Programmers need to pay more attention while coding in languages like PHP, and Java as a new report suggests their affinity to open source libraries makes them highly vulnerable
According to a new study published by Veracode, at least 7 in 10 applications remain vulnerable to exploitation by cybercriminals, thanks to their inclusion of open source libraries. The new findings are based on a close look at over 81,000 applications. According to the report, frameworks like PHP, Java, Ruby remain more vulnerable as these often make way for inheriting at least one flawed open-source library.
This report will concern many enterprises around the world. Open-source libraries have become a major source for innovative coding for major companies. According to Red Hat’s State of Enterprise Open Source report, 99% of IT managers believed open source development was important for their enterprise. Moreover, even tech giants have not remained immune to the lure of open source development. In 2018, Microsoft acquired the original open-source contributor GitHub at $7.5 billion.
The report also offers some soothing news for the ears. According to the report, the lack of patching can be easily fixed despite being the single biggest problem. In fact, over 90% of security flaws have easy fixes. The report also suggests enterprises fix these immediately as cybercriminals often exploit dated systems’ vulnerabilities. The report also highlights that frameworks with fewer transitional dependencies like .NET, and Swift promise less than 10% such flaws for applications. On the other hand, frameworks like Go, Python, and Java present a mixed bag of opportunities, and challenges.

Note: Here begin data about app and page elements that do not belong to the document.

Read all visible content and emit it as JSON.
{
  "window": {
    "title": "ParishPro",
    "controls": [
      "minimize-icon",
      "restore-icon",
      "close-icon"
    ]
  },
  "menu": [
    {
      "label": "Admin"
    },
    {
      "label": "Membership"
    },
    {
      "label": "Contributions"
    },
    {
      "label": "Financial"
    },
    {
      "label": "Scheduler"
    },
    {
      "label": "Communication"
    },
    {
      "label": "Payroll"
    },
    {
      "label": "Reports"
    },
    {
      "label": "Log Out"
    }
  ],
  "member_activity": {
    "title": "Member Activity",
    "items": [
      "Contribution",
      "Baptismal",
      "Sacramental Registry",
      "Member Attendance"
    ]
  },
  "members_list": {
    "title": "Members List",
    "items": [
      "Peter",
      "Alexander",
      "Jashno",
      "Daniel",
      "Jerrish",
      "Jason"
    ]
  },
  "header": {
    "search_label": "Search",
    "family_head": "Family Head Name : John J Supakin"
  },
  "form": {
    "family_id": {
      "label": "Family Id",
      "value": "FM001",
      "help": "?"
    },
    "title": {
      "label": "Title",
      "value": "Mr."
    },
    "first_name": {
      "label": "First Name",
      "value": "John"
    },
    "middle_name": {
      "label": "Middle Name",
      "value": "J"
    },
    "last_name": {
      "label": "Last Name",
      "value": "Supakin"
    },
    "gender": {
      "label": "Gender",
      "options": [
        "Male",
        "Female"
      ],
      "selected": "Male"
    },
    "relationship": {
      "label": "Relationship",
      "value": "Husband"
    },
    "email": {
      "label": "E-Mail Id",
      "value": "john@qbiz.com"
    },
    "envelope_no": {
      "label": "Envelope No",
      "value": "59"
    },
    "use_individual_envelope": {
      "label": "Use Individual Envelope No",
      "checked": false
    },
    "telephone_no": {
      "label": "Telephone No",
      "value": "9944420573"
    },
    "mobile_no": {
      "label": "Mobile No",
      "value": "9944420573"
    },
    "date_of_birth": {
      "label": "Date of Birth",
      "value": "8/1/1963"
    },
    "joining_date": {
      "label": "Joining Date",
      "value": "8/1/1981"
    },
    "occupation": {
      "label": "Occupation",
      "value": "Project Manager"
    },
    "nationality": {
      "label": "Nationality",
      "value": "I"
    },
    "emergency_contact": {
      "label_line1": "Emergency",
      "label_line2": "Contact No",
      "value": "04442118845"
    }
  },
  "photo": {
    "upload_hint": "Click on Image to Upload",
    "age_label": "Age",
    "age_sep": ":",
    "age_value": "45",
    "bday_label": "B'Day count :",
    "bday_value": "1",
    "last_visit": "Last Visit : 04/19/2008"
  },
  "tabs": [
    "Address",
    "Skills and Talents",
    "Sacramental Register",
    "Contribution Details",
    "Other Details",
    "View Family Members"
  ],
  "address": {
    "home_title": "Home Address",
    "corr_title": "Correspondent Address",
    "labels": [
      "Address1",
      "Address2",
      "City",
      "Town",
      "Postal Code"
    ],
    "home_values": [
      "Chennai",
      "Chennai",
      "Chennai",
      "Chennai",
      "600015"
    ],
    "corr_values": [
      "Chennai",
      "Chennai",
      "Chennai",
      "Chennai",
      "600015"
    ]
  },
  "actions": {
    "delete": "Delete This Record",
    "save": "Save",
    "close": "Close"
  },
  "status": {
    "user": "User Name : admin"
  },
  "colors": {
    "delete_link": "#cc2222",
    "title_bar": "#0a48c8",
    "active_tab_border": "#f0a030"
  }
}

The message of the report remains as clear as it gets. Open source may present tremendous potential; however, there are no free lunches when it comes to frameworks relied on open source libraries.